◆ Exercise description ◆
Produce a faithful copy of every record below, without the pictures.

◆ Information supplied ◆
***

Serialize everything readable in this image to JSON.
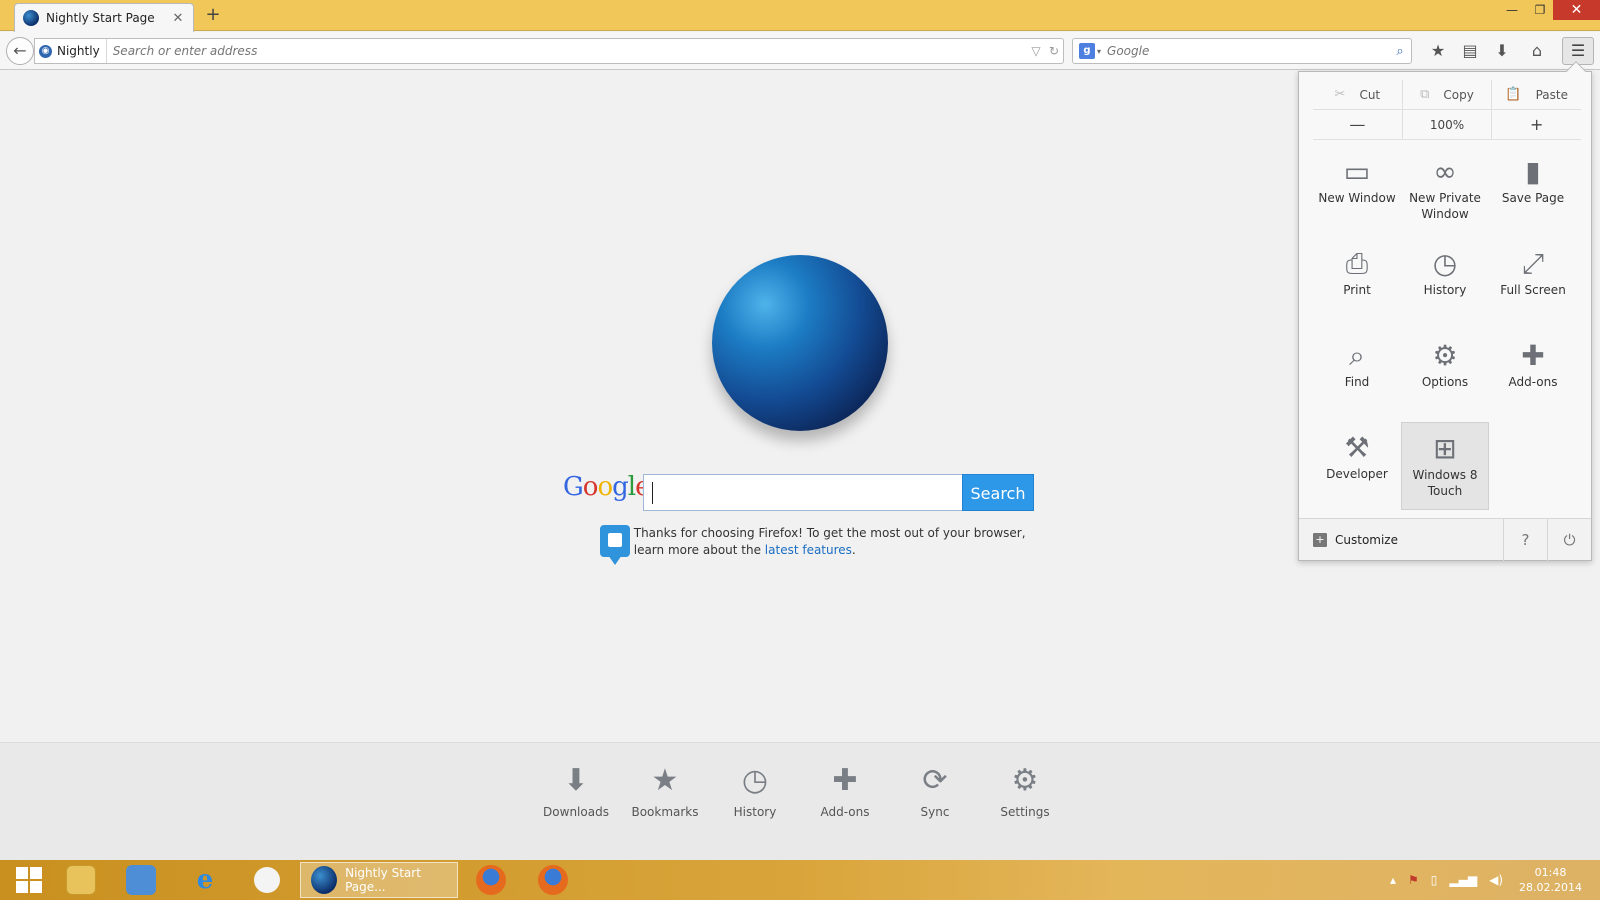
{
  "tab": {
    "title": "Nightly Start Page",
    "close": "✕"
  },
  "newtab": "+",
  "window": {
    "minimize": "—",
    "restore": "❐",
    "close": "✕"
  },
  "navbar": {
    "back": "←",
    "identity_label": "Nightly",
    "url_placeholder": "Search or enter address",
    "dropmarker": "▽",
    "reload": "↻",
    "search_engine": "g",
    "search_engine_drop": "▾",
    "search_placeholder": "Google",
    "search_go": "⌕",
    "bookmark_star": "★",
    "bookmarks_menu": "▤",
    "downloads": "⬇",
    "home": "⌂",
    "menu": "☰"
  },
  "content": {
    "google_logo": [
      "G",
      "o",
      "o",
      "g",
      "l",
      "e"
    ],
    "search_button": "Search",
    "snippet_text": "Thanks for choosing Firefox! To get the most out of your browser, learn more about the ",
    "snippet_link": "latest features",
    "snippet_end": "."
  },
  "launcher": [
    {
      "label": "Downloads",
      "icon": "⬇"
    },
    {
      "label": "Bookmarks",
      "icon": "★"
    },
    {
      "label": "History",
      "icon": "◷"
    },
    {
      "label": "Add-ons",
      "icon": "✚"
    },
    {
      "label": "Sync",
      "icon": "⟳"
    },
    {
      "label": "Settings",
      "icon": "⚙"
    }
  ],
  "panel": {
    "edit": [
      {
        "label": "Cut",
        "icon": "✂"
      },
      {
        "label": "Copy",
        "icon": "⧉"
      },
      {
        "label": "Paste",
        "icon": "📋"
      }
    ],
    "zoom": {
      "out": "—",
      "level": "100%",
      "in": "+"
    },
    "items": [
      {
        "label": "New Window",
        "icon": "▭"
      },
      {
        "label": "New Private Window",
        "icon": "∞"
      },
      {
        "label": "Save Page",
        "icon": "▮"
      },
      {
        "label": "Print",
        "icon": "⎙"
      },
      {
        "label": "History",
        "icon": "◷"
      },
      {
        "label": "Full Screen",
        "icon": "⤢"
      },
      {
        "label": "Find",
        "icon": "⌕"
      },
      {
        "label": "Options",
        "icon": "⚙"
      },
      {
        "label": "Add-ons",
        "icon": "✚"
      },
      {
        "label": "Developer",
        "icon": "⚒"
      },
      {
        "label": "Windows 8 Touch",
        "icon": "⊞"
      }
    ],
    "customize": "Customize",
    "help": "?",
    "quit": "⏻"
  },
  "taskbar": {
    "active_label": "Nightly Start Page...",
    "clock_time": "01:48",
    "clock_date": "28.02.2014",
    "tray_up": "▴",
    "tray_flag": "⚑",
    "tray_battery": "▯",
    "tray_signal": "▂▄▆",
    "tray_volume": "◀)"
  }
}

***

◆ Completed exercise ◆
Serialize everything readable in this image to JSON.
{
  "tab": {
    "title": "Nightly Start Page",
    "close": "✕"
  },
  "newtab": "+",
  "window": {
    "minimize": "—",
    "restore": "❐",
    "close": "✕"
  },
  "navbar": {
    "back": "←",
    "identity_label": "Nightly",
    "url_placeholder": "Search or enter address",
    "dropmarker": "▽",
    "reload": "↻",
    "search_engine": "g",
    "search_engine_drop": "▾",
    "search_placeholder": "Google",
    "search_go": "⌕",
    "bookmark_star": "★",
    "bookmarks_menu": "▤",
    "downloads": "⬇",
    "home": "⌂",
    "menu": "☰"
  },
  "content": {
    "google_logo": [
      "G",
      "o",
      "o",
      "g",
      "l",
      "e"
    ],
    "search_button": "Search",
    "snippet_text": "Thanks for choosing Firefox! To get the most out of your browser, learn more about the ",
    "snippet_link": "latest features",
    "snippet_end": "."
  },
  "launcher": [
    {
      "label": "Downloads",
      "icon": "⬇"
    },
    {
      "label": "Bookmarks",
      "icon": "★"
    },
    {
      "label": "History",
      "icon": "◷"
    },
    {
      "label": "Add-ons",
      "icon": "✚"
    },
    {
      "label": "Sync",
      "icon": "⟳"
    },
    {
      "label": "Settings",
      "icon": "⚙"
    }
  ],
  "panel": {
    "edit": [
      {
        "label": "Cut",
        "icon": "✂"
      },
      {
        "label": "Copy",
        "icon": "⧉"
      },
      {
        "label": "Paste",
        "icon": "📋"
      }
    ],
    "zoom": {
      "out": "—",
      "level": "100%",
      "in": "+"
    },
    "items": [
      {
        "label": "New Window",
        "icon": "▭"
      },
      {
        "label": "New Private Window",
        "icon": "∞"
      },
      {
        "label": "Save Page",
        "icon": "▮"
      },
      {
        "label": "Print",
        "icon": "⎙"
      },
      {
        "label": "History",
        "icon": "◷"
      },
      {
        "label": "Full Screen",
        "icon": "⤢"
      },
      {
        "label": "Find",
        "icon": "⌕"
      },
      {
        "label": "Options",
        "icon": "⚙"
      },
      {
        "label": "Add-ons",
        "icon": "✚"
      },
      {
        "label": "Developer",
        "icon": "⚒"
      },
      {
        "label": "Windows 8 Touch",
        "icon": "⊞"
      }
    ],
    "customize": "Customize",
    "help": "?",
    "quit": "⏻"
  },
  "taskbar": {
    "active_label": "Nightly Start Page...",
    "clock_time": "01:48",
    "clock_date": "28.02.2014",
    "tray_up": "▴",
    "tray_flag": "⚑",
    "tray_battery": "▯",
    "tray_signal": "▂▄▆",
    "tray_volume": "◀)"
  }
}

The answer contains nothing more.